Dáil to debate Bill on regulation of scrap metal
Legislative proposal follows high-profile robberies of metal from railway tracks and buildings
Independent TD Mattie McGrath will introduce the Bill on regulation of scrap metal. Photograph: David Sleator/The Irish Times
The Dáil will tomorrow debate legislation to regulate the scrap metal industry in the wake of high profile robberies of metal from railway tracks, telecoms masts and listed buildings.
Independent TD Mattie McGrath will introduced the Scrap and Precious Metal Dealers Bill, an amended version of legislation he introduced more than two years ago in a bid to prevent such thefts and to regulate the ‘cash for gold’ business.
The Tipperary South TD said that when the Minister for Justice rejected his Bill in March 2012 he promised to introduce his own legislation. “But there has been nothing since then.”
He said people’s homes were being broken into with precious metals such as gold jewellery being stolen and then sold to cash buyers without any proof of ownership required.
“They can just send it off in the post with no proof of ownership and get cash back.”

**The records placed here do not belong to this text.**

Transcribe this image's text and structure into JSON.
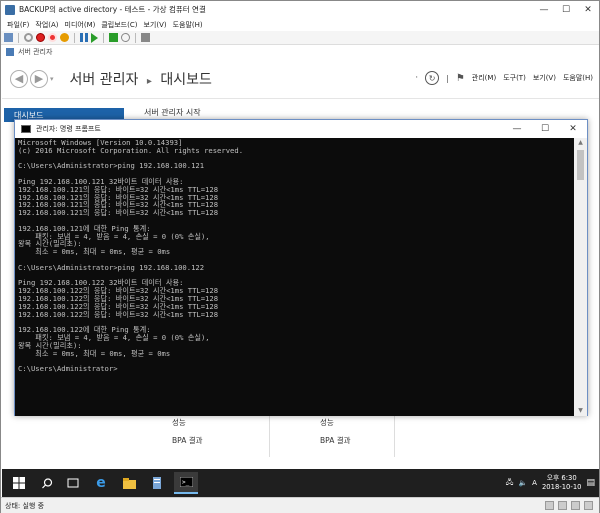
{
  "window": {
    "title": "BACKUP의 active directory - 테스트 - 가상 컴퓨터 연결",
    "controls": [
      "—",
      "☐",
      "✕"
    ]
  },
  "menu": [
    "파일(F)",
    "작업(A)",
    "미디어(M)",
    "클립보드(C)",
    "보기(V)",
    "도움말(H)"
  ],
  "server_manager": {
    "window_title": "서버 관리자",
    "breadcrumb_app": "서버 관리자",
    "breadcrumb_arrow": "▸",
    "breadcrumb_page": "대시보드",
    "menu_items": [
      "관리(M)",
      "도구(T)",
      "보기(V)",
      "도움말(H)"
    ],
    "nav_dashboard": "대시보드",
    "start_heading": "서버 관리자 시작",
    "tiles": [
      {
        "perf": "성능",
        "bpa": "BPA 결과"
      },
      {
        "perf": "성능",
        "bpa": "BPA 결과"
      }
    ]
  },
  "cmd": {
    "title": "관리자: 명령 프롬프트",
    "lines": [
      "Microsoft Windows [Version 10.0.14393]",
      "(c) 2016 Microsoft Corporation. All rights reserved.",
      "",
      "C:\\Users\\Administrator>ping 192.168.100.121",
      "",
      "Ping 192.168.100.121 32바이트 데이터 사용:",
      "192.168.100.121의 응답: 바이트=32 시간<1ms TTL=128",
      "192.168.100.121의 응답: 바이트=32 시간<1ms TTL=128",
      "192.168.100.121의 응답: 바이트=32 시간<1ms TTL=128",
      "192.168.100.121의 응답: 바이트=32 시간<1ms TTL=128",
      "",
      "192.168.100.121에 대한 Ping 통계:",
      "    패킷: 보냄 = 4, 받음 = 4, 손실 = 0 (0% 손실),",
      "왕복 시간(밀리초):",
      "    최소 = 0ms, 최대 = 0ms, 평균 = 0ms",
      "",
      "C:\\Users\\Administrator>ping 192.168.100.122",
      "",
      "Ping 192.168.100.122 32바이트 데이터 사용:",
      "192.168.100.122의 응답: 바이트=32 시간<1ms TTL=128",
      "192.168.100.122의 응답: 바이트=32 시간<1ms TTL=128",
      "192.168.100.122의 응답: 바이트=32 시간<1ms TTL=128",
      "192.168.100.122의 응답: 바이트=32 시간<1ms TTL=128",
      "",
      "192.168.100.122에 대한 Ping 통계:",
      "    패킷: 보냄 = 4, 받음 = 4, 손실 = 0 (0% 손실),",
      "왕복 시간(밀리초):",
      "    최소 = 0ms, 최대 = 0ms, 평균 = 0ms",
      "",
      "C:\\Users\\Administrator>"
    ]
  },
  "taskbar": {
    "time": "오후 6:30",
    "date": "2018-10-10",
    "ime": "A"
  },
  "status": {
    "text": "상태: 실행 중"
  },
  "colors": {
    "accent": "#1d62a8",
    "console_bg": "#0c0c0c",
    "console_text": "#c0c0c0",
    "taskbar": "#1f1f1f"
  }
}
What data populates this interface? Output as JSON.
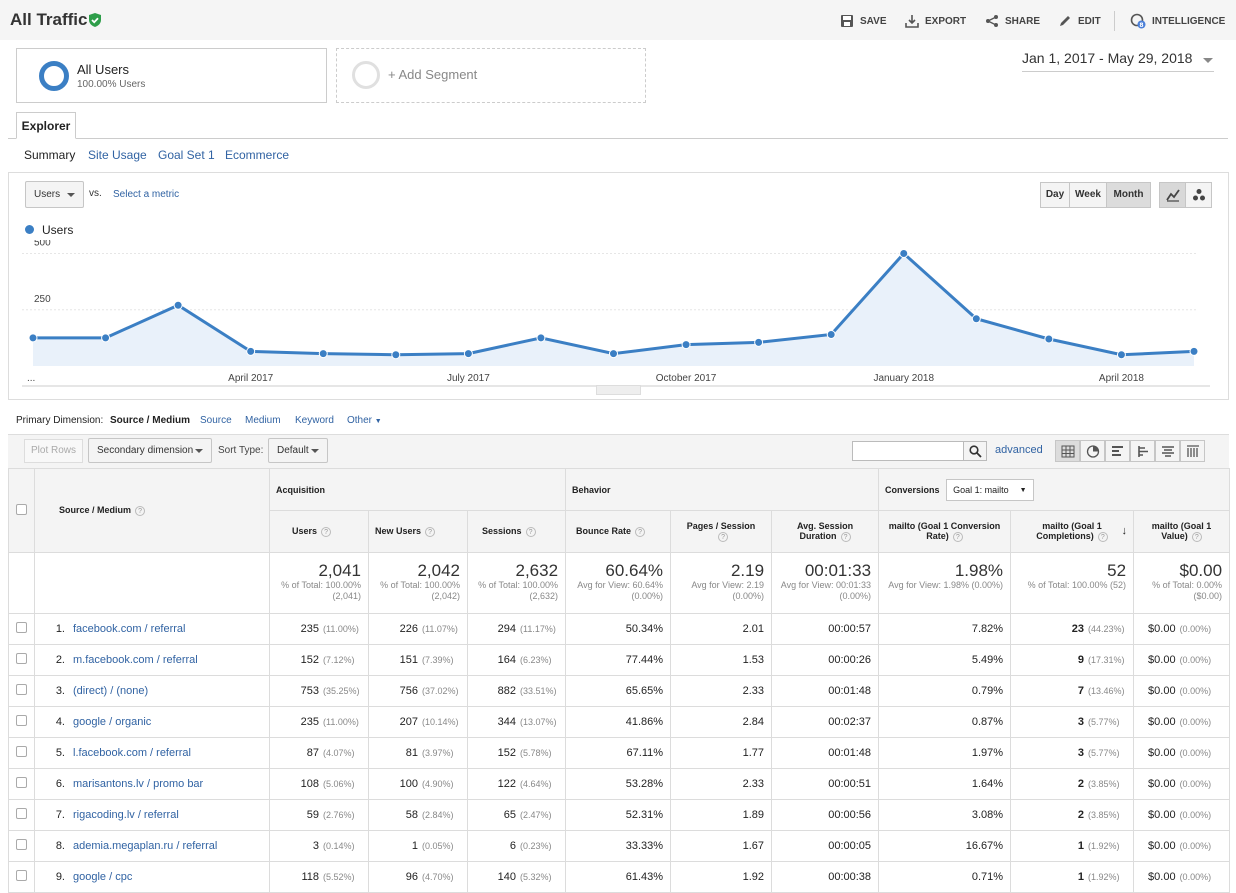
{
  "header": {
    "title": "All Traffic",
    "save": "SAVE",
    "export": "EXPORT",
    "share": "SHARE",
    "edit": "EDIT",
    "intelligence": "INTELLIGENCE",
    "intelligence_badge": "8"
  },
  "segments": {
    "all_users_title": "All Users",
    "all_users_sub": "100.00% Users",
    "add_segment": "+ Add Segment"
  },
  "date_range": "Jan 1, 2017 - May 29, 2018",
  "explorer": {
    "tab": "Explorer",
    "subtabs": [
      "Summary",
      "Site Usage",
      "Goal Set 1",
      "Ecommerce"
    ]
  },
  "chart_controls": {
    "metric": "Users",
    "vs": "vs.",
    "select_metric": "Select a metric",
    "periods": [
      "Day",
      "Week",
      "Month"
    ],
    "legend": "Users"
  },
  "chart_data": {
    "type": "line",
    "series": [
      {
        "name": "Users",
        "values": [
          125,
          125,
          270,
          65,
          55,
          50,
          55,
          125,
          55,
          95,
          105,
          140,
          500,
          210,
          120,
          50,
          65
        ],
        "color": "#3b7fc4"
      }
    ],
    "x_ticks": [
      "...",
      "April 2017",
      "July 2017",
      "October 2017",
      "January 2018",
      "April 2018"
    ],
    "y_ticks": [
      250,
      500
    ],
    "ylim": [
      0,
      560
    ],
    "grid": true
  },
  "primary_dimension": {
    "label": "Primary Dimension:",
    "active": "Source / Medium",
    "options": [
      "Source",
      "Medium",
      "Keyword",
      "Other"
    ]
  },
  "toolbar": {
    "plot_rows": "Plot Rows",
    "secondary_dimension": "Secondary dimension",
    "sort_type_label": "Sort Type:",
    "sort_type": "Default",
    "advanced": "advanced"
  },
  "table": {
    "dimension_header": "Source / Medium",
    "groups": {
      "acquisition": "Acquisition",
      "behavior": "Behavior",
      "conversions": "Conversions",
      "goal_select": "Goal 1: mailto"
    },
    "columns": [
      "Users",
      "New Users",
      "Sessions",
      "Bounce Rate",
      "Pages / Session",
      "Avg. Session Duration",
      "mailto (Goal 1 Conversion Rate)",
      "mailto (Goal 1 Completions)",
      "mailto (Goal 1 Value)"
    ],
    "totals": [
      {
        "value": "2,041",
        "sub": "% of Total: 100.00% (2,041)"
      },
      {
        "value": "2,042",
        "sub": "% of Total: 100.00% (2,042)"
      },
      {
        "value": "2,632",
        "sub": "% of Total: 100.00% (2,632)"
      },
      {
        "value": "60.64%",
        "sub": "Avg for View: 60.64% (0.00%)"
      },
      {
        "value": "2.19",
        "sub": "Avg for View: 2.19 (0.00%)"
      },
      {
        "value": "00:01:33",
        "sub": "Avg for View: 00:01:33 (0.00%)"
      },
      {
        "value": "1.98%",
        "sub": "Avg for View: 1.98% (0.00%)"
      },
      {
        "value": "52",
        "sub": "% of Total: 100.00% (52)"
      },
      {
        "value": "$0.00",
        "sub": "% of Total: 0.00% ($0.00)"
      }
    ],
    "rows": [
      {
        "n": "1.",
        "source": "facebook.com / referral",
        "users": "235",
        "users_pct": "(11.00%)",
        "new_users": "226",
        "new_users_pct": "(11.07%)",
        "sessions": "294",
        "sessions_pct": "(11.17%)",
        "bounce": "50.34%",
        "pages": "2.01",
        "duration": "00:00:57",
        "conv_rate": "7.82%",
        "completions": "23",
        "completions_pct": "(44.23%)",
        "value": "$0.00",
        "value_pct": "(0.00%)"
      },
      {
        "n": "2.",
        "source": "m.facebook.com / referral",
        "users": "152",
        "users_pct": "(7.12%)",
        "new_users": "151",
        "new_users_pct": "(7.39%)",
        "sessions": "164",
        "sessions_pct": "(6.23%)",
        "bounce": "77.44%",
        "pages": "1.53",
        "duration": "00:00:26",
        "conv_rate": "5.49%",
        "completions": "9",
        "completions_pct": "(17.31%)",
        "value": "$0.00",
        "value_pct": "(0.00%)"
      },
      {
        "n": "3.",
        "source": "(direct) / (none)",
        "users": "753",
        "users_pct": "(35.25%)",
        "new_users": "756",
        "new_users_pct": "(37.02%)",
        "sessions": "882",
        "sessions_pct": "(33.51%)",
        "bounce": "65.65%",
        "pages": "2.33",
        "duration": "00:01:48",
        "conv_rate": "0.79%",
        "completions": "7",
        "completions_pct": "(13.46%)",
        "value": "$0.00",
        "value_pct": "(0.00%)"
      },
      {
        "n": "4.",
        "source": "google / organic",
        "users": "235",
        "users_pct": "(11.00%)",
        "new_users": "207",
        "new_users_pct": "(10.14%)",
        "sessions": "344",
        "sessions_pct": "(13.07%)",
        "bounce": "41.86%",
        "pages": "2.84",
        "duration": "00:02:37",
        "conv_rate": "0.87%",
        "completions": "3",
        "completions_pct": "(5.77%)",
        "value": "$0.00",
        "value_pct": "(0.00%)"
      },
      {
        "n": "5.",
        "source": "l.facebook.com / referral",
        "users": "87",
        "users_pct": "(4.07%)",
        "new_users": "81",
        "new_users_pct": "(3.97%)",
        "sessions": "152",
        "sessions_pct": "(5.78%)",
        "bounce": "67.11%",
        "pages": "1.77",
        "duration": "00:01:48",
        "conv_rate": "1.97%",
        "completions": "3",
        "completions_pct": "(5.77%)",
        "value": "$0.00",
        "value_pct": "(0.00%)"
      },
      {
        "n": "6.",
        "source": "marisantons.lv / promo bar",
        "users": "108",
        "users_pct": "(5.06%)",
        "new_users": "100",
        "new_users_pct": "(4.90%)",
        "sessions": "122",
        "sessions_pct": "(4.64%)",
        "bounce": "53.28%",
        "pages": "2.33",
        "duration": "00:00:51",
        "conv_rate": "1.64%",
        "completions": "2",
        "completions_pct": "(3.85%)",
        "value": "$0.00",
        "value_pct": "(0.00%)"
      },
      {
        "n": "7.",
        "source": "rigacoding.lv / referral",
        "users": "59",
        "users_pct": "(2.76%)",
        "new_users": "58",
        "new_users_pct": "(2.84%)",
        "sessions": "65",
        "sessions_pct": "(2.47%)",
        "bounce": "52.31%",
        "pages": "1.89",
        "duration": "00:00:56",
        "conv_rate": "3.08%",
        "completions": "2",
        "completions_pct": "(3.85%)",
        "value": "$0.00",
        "value_pct": "(0.00%)"
      },
      {
        "n": "8.",
        "source": "ademia.megaplan.ru / referral",
        "users": "3",
        "users_pct": "(0.14%)",
        "new_users": "1",
        "new_users_pct": "(0.05%)",
        "sessions": "6",
        "sessions_pct": "(0.23%)",
        "bounce": "33.33%",
        "pages": "1.67",
        "duration": "00:00:05",
        "conv_rate": "16.67%",
        "completions": "1",
        "completions_pct": "(1.92%)",
        "value": "$0.00",
        "value_pct": "(0.00%)"
      },
      {
        "n": "9.",
        "source": "google / cpc",
        "users": "118",
        "users_pct": "(5.52%)",
        "new_users": "96",
        "new_users_pct": "(4.70%)",
        "sessions": "140",
        "sessions_pct": "(5.32%)",
        "bounce": "61.43%",
        "pages": "1.92",
        "duration": "00:00:38",
        "conv_rate": "0.71%",
        "completions": "1",
        "completions_pct": "(1.92%)",
        "value": "$0.00",
        "value_pct": "(0.00%)"
      }
    ]
  }
}
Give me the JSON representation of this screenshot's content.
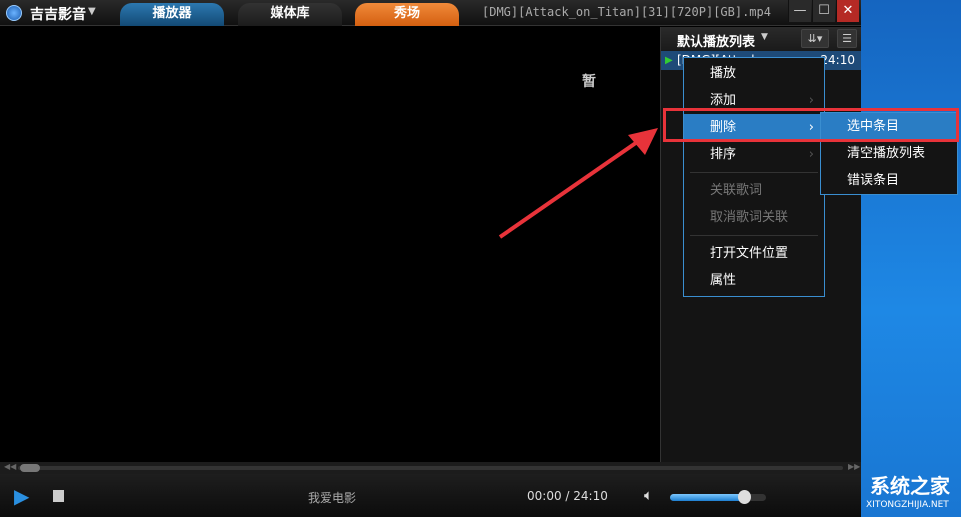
{
  "app": {
    "name": "吉吉影音",
    "tabs": [
      "播放器",
      "媒体库",
      "秀场"
    ],
    "file_title": "[DMG][Attack_on_Titan][31][720P][GB].mp4"
  },
  "window_controls": {
    "minimize": "—",
    "maximize": "☐",
    "close": "✕"
  },
  "video": {
    "status": "暂"
  },
  "playlist": {
    "title": "默认播放列表",
    "items": [
      {
        "name": "[DMG][Attack...",
        "duration": "24:10"
      }
    ]
  },
  "context_menu": {
    "items": [
      "播放",
      "添加",
      "删除",
      "排序",
      "关联歌词",
      "取消歌词关联",
      "打开文件位置",
      "属性"
    ]
  },
  "submenu": {
    "items": [
      "选中条目",
      "清空播放列表",
      "错误条目"
    ]
  },
  "controls": {
    "now_playing": "我爱电影",
    "time": "00:00 / 24:10",
    "volume_percent": 77,
    "seek_percent": 0
  },
  "watermark": {
    "text": "系统之家",
    "url": "XITONGZHIJIA.NET"
  },
  "colors": {
    "accent": "#2a7dc4",
    "highlight": "#e8333a",
    "tab_active": "#1d5b8c",
    "tab_show": "#e8731f"
  }
}
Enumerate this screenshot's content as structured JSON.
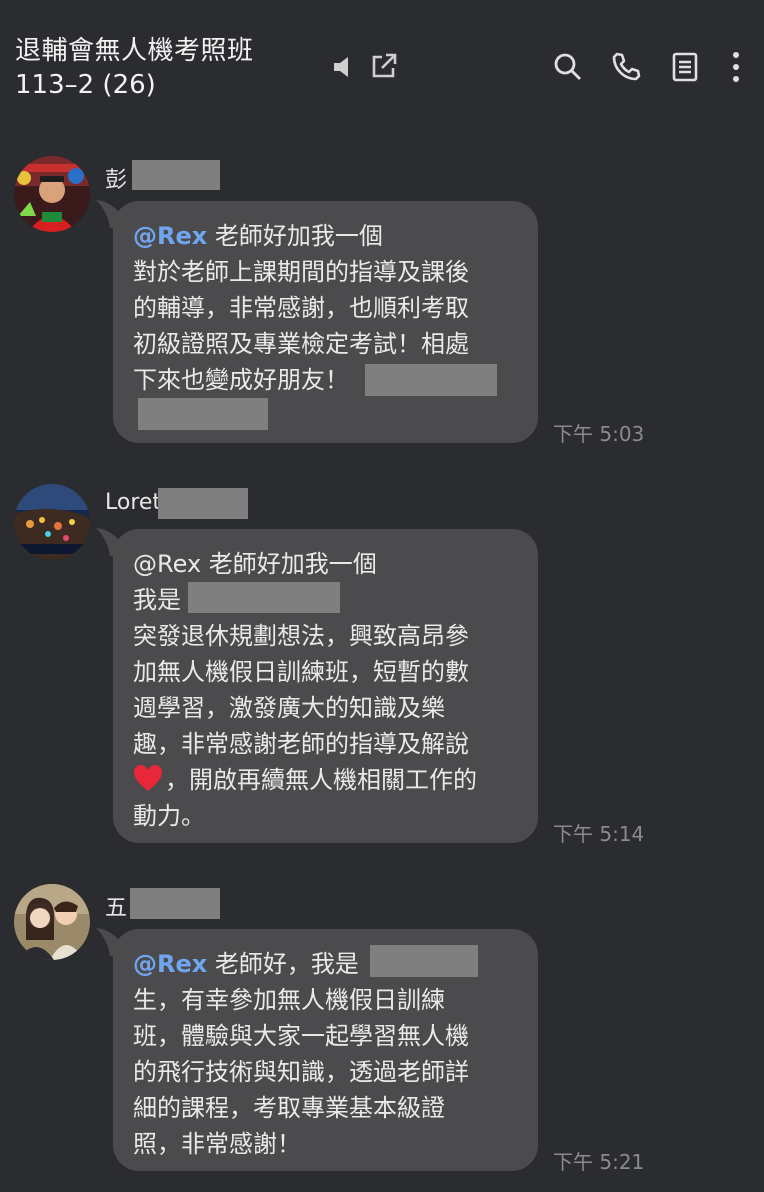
{
  "header": {
    "title_line1": "退輔會無人機考照班",
    "title_line2": "113–2 (26)",
    "icons": [
      "speaker-icon",
      "popout-icon",
      "search-icon",
      "phone-icon",
      "notes-icon",
      "more-icon"
    ]
  },
  "messages": [
    {
      "sender": "彭",
      "mention": "@Rex",
      "lines": [
        "老師好加我一個",
        "對於老師上課期間的指導及課後",
        "的輔導，非常感謝，也順利考取",
        "初級證照及專業檢定考試！相處",
        "下來也變成好朋友！",
        ""
      ],
      "time": "下午 5:03"
    },
    {
      "sender": "Loret",
      "mention": "@Rex",
      "lines": [
        "老師好加我一個",
        "我是",
        "突發退休規劃想法，興致高昂參",
        "加無人機假日訓練班，短暫的數",
        "週學習，激發廣大的知識及樂",
        "趣，非常感謝老師的指導及解說",
        "，開啟再續無人機相關工作的",
        "動力。"
      ],
      "time": "下午 5:14"
    },
    {
      "sender": "五",
      "mention": "@Rex",
      "lines": [
        "老師好，我是",
        "生，有幸參加無人機假日訓練",
        "班，體驗與大家一起學習無人機",
        "的飛行技術與知識，透過老師詳",
        "細的課程，考取專業基本級證",
        "照，非常感謝！"
      ],
      "time": "下午 5:21"
    }
  ],
  "colors": {
    "background": "#2b2c2f",
    "bubble": "#4b4b4d",
    "mention": "#6fa6ef",
    "time": "#8a8b8e"
  }
}
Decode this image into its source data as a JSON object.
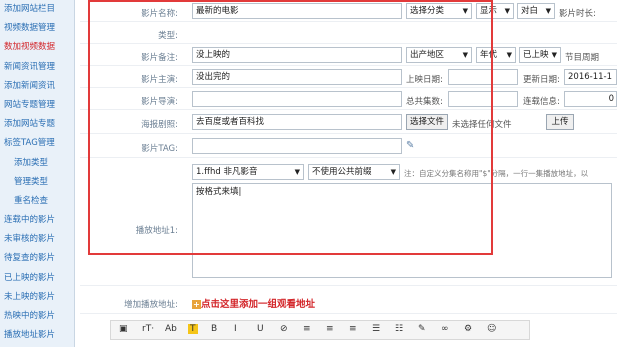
{
  "sidebar": {
    "items": [
      {
        "label": "添加网站栏目",
        "active": false,
        "sub": false
      },
      {
        "label": "视频数据管理",
        "active": false,
        "sub": false
      },
      {
        "label": "数加视频数据",
        "active": true,
        "sub": false
      },
      {
        "label": "新闻资讯管理",
        "active": false,
        "sub": false
      },
      {
        "label": "添加新闻资讯",
        "active": false,
        "sub": false
      },
      {
        "label": "网站专题管理",
        "active": false,
        "sub": false
      },
      {
        "label": "添加网站专题",
        "active": false,
        "sub": false
      },
      {
        "label": "标签TAG管理",
        "active": false,
        "sub": false
      },
      {
        "label": "添加类型",
        "active": false,
        "sub": true
      },
      {
        "label": "管理类型",
        "active": false,
        "sub": true
      },
      {
        "label": "重名检查",
        "active": false,
        "sub": true
      },
      {
        "label": "连载中的影片",
        "active": false,
        "sub": false
      },
      {
        "label": "未审核的影片",
        "active": false,
        "sub": false
      },
      {
        "label": "待复查的影片",
        "active": false,
        "sub": false
      },
      {
        "label": "已上映的影片",
        "active": false,
        "sub": false
      },
      {
        "label": "未上映的影片",
        "active": false,
        "sub": false
      },
      {
        "label": "热映中的影片",
        "active": false,
        "sub": false
      },
      {
        "label": "播放地址影片",
        "active": false,
        "sub": false
      }
    ]
  },
  "form": {
    "title_label": "影片名称:",
    "title_value": "最新的电影",
    "category_select": "选择分类",
    "display_select": "显示",
    "color_select": "对白",
    "duration_label": "影片时长:",
    "type_label": "类型:",
    "remark_label": "影片备注:",
    "remark_value": "没上映的",
    "region_select": "出产地区",
    "year_select": "年代",
    "status_select": "已上映",
    "schedule_label": "节目周期",
    "actor_label": "影片主演:",
    "actor_value": "没出完的",
    "release_label": "上映日期:",
    "update_label": "更新日期:",
    "update_value": "2016-11-1",
    "director_label": "影片导演:",
    "episodes_label": "总共集数:",
    "serial_label": "连载信息:",
    "serial_value": "0",
    "poster_label": "海报剧照:",
    "poster_value": "去百度或者百科找",
    "choose_file_button": "选择文件",
    "no_file_text": "未选择任何文件",
    "upload_button": "上传",
    "tag_label": "影片TAG:",
    "player_select": "1.ffhd 非凡影音",
    "server_select": "不使用公共前缀",
    "note_text": "注：自定义分集名称用\"$\"分隔，一行一集播放地址，以",
    "address_label": "播放地址1:",
    "address_value": "按格式来填|",
    "add_label": "增加播放地址:",
    "add_link": "点击这里添加一组观看地址"
  },
  "toolbar": {
    "items": [
      "▣",
      "rT·",
      "Ab",
      "T",
      "B",
      "I",
      "U",
      "⊘",
      "≡",
      "≡",
      "≡",
      "☰",
      "☷",
      "✎",
      "∞",
      "⚙",
      "☺"
    ]
  },
  "colors": {
    "sidebar_link": "#2b6fb4",
    "sidebar_active": "#d3262a",
    "highlight_border": "#e23a3a",
    "add_link": "#d3262a"
  }
}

He wants tighter controls on the sale of precious metals including gold as well as bronze, lead and copper. Mr McGrath said there had been an explosion in the value of scrap and precious metals and there was no industry regulation.
“Limerick junction has been a target a number of times” he said of the theft of cable supplying the signal at the railway line, which had cost more than €500,000 to replace.
And there was the recent theft of metal on the Dart line at Greystones, Co Wicklow as well as the theft of street manholes, which he said created huge dangers.
Mr McGrath said the Georgian Society supported the legislation and its houses had been targeted including the robbery of items such as metal door knobs and lead from roofs.
The legislation, with eight amendments to the original Bill, provides for the registration of all scrap metal dealers and ensures payments must be traceable through cheque or bank draft. The Bill also requires a holding period of one month before metals are melted down and includes penalties of varying levels for offenders.